> Website and app data records:
-- -- --

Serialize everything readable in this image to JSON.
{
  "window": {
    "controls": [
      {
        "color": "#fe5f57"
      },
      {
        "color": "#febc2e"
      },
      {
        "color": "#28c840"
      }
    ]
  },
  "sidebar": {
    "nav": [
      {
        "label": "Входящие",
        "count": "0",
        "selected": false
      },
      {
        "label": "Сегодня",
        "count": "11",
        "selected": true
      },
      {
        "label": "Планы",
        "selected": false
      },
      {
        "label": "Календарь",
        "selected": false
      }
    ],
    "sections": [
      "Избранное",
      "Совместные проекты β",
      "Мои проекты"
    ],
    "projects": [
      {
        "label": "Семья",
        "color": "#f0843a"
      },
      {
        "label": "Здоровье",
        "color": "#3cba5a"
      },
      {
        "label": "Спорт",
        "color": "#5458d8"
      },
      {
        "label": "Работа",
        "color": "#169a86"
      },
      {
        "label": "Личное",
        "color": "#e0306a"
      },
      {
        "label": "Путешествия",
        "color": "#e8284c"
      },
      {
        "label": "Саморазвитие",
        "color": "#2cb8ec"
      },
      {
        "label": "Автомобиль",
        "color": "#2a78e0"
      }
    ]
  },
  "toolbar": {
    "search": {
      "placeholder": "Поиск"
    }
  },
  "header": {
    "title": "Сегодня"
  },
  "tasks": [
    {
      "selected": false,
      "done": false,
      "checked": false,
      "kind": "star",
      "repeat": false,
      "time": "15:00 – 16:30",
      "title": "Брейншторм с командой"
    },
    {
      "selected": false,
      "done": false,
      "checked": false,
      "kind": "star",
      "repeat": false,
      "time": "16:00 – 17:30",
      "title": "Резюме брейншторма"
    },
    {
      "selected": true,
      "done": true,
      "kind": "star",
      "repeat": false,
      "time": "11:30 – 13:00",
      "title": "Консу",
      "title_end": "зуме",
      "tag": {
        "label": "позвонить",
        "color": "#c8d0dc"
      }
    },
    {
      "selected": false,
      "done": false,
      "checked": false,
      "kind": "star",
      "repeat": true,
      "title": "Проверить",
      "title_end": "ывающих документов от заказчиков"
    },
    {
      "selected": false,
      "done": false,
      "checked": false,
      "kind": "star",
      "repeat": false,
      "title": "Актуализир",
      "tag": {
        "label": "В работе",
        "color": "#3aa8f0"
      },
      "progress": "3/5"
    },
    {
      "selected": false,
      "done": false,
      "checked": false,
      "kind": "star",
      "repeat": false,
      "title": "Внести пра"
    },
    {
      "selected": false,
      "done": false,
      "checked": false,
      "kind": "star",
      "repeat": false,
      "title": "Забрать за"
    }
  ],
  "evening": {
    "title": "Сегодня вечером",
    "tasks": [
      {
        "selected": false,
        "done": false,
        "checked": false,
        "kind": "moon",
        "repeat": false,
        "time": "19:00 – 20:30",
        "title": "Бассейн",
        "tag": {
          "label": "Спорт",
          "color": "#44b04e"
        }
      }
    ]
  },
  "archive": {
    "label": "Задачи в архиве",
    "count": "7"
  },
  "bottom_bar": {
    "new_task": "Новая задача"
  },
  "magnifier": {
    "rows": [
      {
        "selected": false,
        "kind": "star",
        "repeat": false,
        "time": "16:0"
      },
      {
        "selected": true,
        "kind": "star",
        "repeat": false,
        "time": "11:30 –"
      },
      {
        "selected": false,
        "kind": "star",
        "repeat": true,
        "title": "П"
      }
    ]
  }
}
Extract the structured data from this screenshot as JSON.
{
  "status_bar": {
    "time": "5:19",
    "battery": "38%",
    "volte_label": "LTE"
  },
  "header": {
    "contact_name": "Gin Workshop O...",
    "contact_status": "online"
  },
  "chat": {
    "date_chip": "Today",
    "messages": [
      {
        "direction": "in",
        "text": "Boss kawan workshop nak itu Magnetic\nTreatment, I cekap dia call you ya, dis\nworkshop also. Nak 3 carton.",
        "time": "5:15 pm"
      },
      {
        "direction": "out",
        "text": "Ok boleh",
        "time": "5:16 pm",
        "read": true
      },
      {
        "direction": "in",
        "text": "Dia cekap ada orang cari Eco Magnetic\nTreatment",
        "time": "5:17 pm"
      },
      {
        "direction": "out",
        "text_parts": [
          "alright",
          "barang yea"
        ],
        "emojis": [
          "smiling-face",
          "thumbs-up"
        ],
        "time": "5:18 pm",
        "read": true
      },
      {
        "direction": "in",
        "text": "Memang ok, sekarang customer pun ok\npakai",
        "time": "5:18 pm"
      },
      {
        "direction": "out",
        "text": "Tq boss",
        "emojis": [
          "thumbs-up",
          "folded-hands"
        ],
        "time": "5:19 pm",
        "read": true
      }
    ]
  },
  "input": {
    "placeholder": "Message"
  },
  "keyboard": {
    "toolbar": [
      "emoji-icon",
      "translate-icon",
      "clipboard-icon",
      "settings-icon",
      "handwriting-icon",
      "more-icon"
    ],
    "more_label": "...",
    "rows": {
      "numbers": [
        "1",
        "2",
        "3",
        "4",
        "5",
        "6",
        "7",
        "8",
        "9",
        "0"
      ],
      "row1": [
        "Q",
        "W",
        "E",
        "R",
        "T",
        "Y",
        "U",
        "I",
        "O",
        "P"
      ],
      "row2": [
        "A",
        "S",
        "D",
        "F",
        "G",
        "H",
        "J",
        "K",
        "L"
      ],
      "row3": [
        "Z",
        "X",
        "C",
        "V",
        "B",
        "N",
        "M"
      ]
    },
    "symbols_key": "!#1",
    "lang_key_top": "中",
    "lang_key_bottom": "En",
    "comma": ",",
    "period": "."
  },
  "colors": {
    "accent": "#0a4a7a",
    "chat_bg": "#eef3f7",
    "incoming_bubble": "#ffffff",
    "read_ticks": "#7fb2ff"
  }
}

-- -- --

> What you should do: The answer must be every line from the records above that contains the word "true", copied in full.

> Expected answer:
        "selected": true
      "selected": true,
      "done": true,
      "repeat": true,
        "selected": true,
        "repeat": true,
        "read": true
        "read": true
        "read": true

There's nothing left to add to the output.